Hello, my name is Overworm.

I am a video game addict.

I've been clean for five years now.

I don't really feel much of an urge to play anymore. Not much.

Thank you.

essOct 26, 2005 at 11:35AM

Another vote for the "sporadic" addict. Right now I'm trying to figure out if I'll use Xmas or Thanksgiving to lock myself up in the house for a five-day binge.

I've never been able to play an hour or two a night like a lot of my friends do. Gotto go whole hog for a weekend, at least.

I'm fairly active, so I don't think a body high has much to do with it (what's sitting on my ass for hours of artificial mayhem compared to a two-hour yoga class or four hours on young horses, endorphin-wise?). For me, gaming is all about the escape.

Escape and my hatred of cut scenes.

zachOct 26, 2005 at 12:54PM

I'm addicted to games too. For me, the game of the day is BF2. I play it for hours every day, and yet, while I play it, I find myself reaching levels of frustration and anger that I NEVER reach when in the real world. The author of the Wired article hit the nail right on the head when he said you notice flaws in game design and mechanics. I have come to realize that the Battlefield series is riddled with these things, as well as very, very poor design oversights and decisions. This results in about 50% fun, and 50% total frustration. Maybe 30/70 to be honest.

One day I will stop and never go back. I quit smoking after 13 years of unchecked addiction to ciggarettes, cold turkey, and have not had so much as a drag in probably going on 4 years now. I also quit drinking sodas in the same way. I play to do the same with videogames, but it has to happen from the inside... that switch has to be flipped, after which it will stay on forever (or off).

AAAAAAAnyway, gonna go shoot some insurgents.

Wish me luck,

Mark M. SmithOct 26, 2005 at 1:09PM

I've definitely noticed this behavior time and time again not only in myself, but also my girlfriend. Typically though I don't find that I become bored with a game, it's just that something else happens, e.g. I beat it, a new game comes out and demands my attention, I get bogged down in some other aspect of my life. Once there is an interruption I drop out and the fix is usually broken. Similar obsessions can crop up in other areas of my life (e.g. a greater focus on hi-fi broken only once I purchase some new equipment and sate my lust), but none are as persistant and recurrant as with gaming.

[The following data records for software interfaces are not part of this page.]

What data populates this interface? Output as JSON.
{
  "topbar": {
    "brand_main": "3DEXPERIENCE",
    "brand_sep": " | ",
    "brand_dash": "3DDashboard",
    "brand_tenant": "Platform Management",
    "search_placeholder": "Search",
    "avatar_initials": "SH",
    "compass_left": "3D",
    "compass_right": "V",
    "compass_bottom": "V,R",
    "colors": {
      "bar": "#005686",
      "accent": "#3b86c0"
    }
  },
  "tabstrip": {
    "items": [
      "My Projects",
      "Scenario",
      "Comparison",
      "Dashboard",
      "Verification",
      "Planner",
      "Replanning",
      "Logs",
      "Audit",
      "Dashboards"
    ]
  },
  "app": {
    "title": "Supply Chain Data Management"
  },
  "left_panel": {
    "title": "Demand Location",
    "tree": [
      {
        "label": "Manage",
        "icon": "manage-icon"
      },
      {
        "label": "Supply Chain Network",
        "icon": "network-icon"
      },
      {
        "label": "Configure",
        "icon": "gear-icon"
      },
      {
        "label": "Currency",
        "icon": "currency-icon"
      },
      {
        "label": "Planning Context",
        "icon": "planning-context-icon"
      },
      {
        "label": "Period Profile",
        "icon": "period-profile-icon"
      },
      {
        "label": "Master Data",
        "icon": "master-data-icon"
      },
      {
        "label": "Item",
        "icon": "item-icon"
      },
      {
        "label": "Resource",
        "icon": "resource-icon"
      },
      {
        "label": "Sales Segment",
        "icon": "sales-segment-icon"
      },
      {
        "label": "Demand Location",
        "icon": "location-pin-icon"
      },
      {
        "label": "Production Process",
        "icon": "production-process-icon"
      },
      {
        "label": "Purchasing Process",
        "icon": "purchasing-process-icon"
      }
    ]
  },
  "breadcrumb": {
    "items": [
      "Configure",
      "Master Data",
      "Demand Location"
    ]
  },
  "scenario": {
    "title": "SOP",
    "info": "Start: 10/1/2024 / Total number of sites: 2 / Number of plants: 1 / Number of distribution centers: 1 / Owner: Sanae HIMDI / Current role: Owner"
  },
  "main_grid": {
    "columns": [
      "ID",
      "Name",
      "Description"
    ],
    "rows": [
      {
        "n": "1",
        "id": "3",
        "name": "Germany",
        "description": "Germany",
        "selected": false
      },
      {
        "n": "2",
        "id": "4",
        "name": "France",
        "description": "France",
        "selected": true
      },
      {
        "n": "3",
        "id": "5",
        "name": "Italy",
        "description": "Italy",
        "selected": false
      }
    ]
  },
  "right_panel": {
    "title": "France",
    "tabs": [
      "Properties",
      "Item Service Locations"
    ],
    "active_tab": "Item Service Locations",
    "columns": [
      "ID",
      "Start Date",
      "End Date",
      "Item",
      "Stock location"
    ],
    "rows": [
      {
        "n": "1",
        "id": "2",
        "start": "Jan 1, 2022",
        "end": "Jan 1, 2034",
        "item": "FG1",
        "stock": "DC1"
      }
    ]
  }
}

Thus while the other hypotheses are somewhat interesting I find that it functions more as an addiction that requires feeding to maintain. I'm only obsessed as long as I can continue playing, but shift my focus and suddenly it's gone... just waiting to return again at some later time.

Now, I must be off to pick up a copy of Civilization IV and lose the next few weeks of my life. If it's anything like the previous iterations I'd probably be safer just spending $50 on crack instead.

wahOct 26, 2005 at 3:17PM

Now, I must be off to pick up a copy of Civilization IV and lose the next few weeks of my life. If it's anything like the previous iterations I'd probably be safer just spending $50 on crack instead.

You don't get high scores for smoking crack. Which is about the only difference between it and Civ IV. I might have destroyed my brother's marriage by mentioning to him that it was coming out this week. Looks awesome.

This thread is closed to new comments. Thanks to everyone who responded.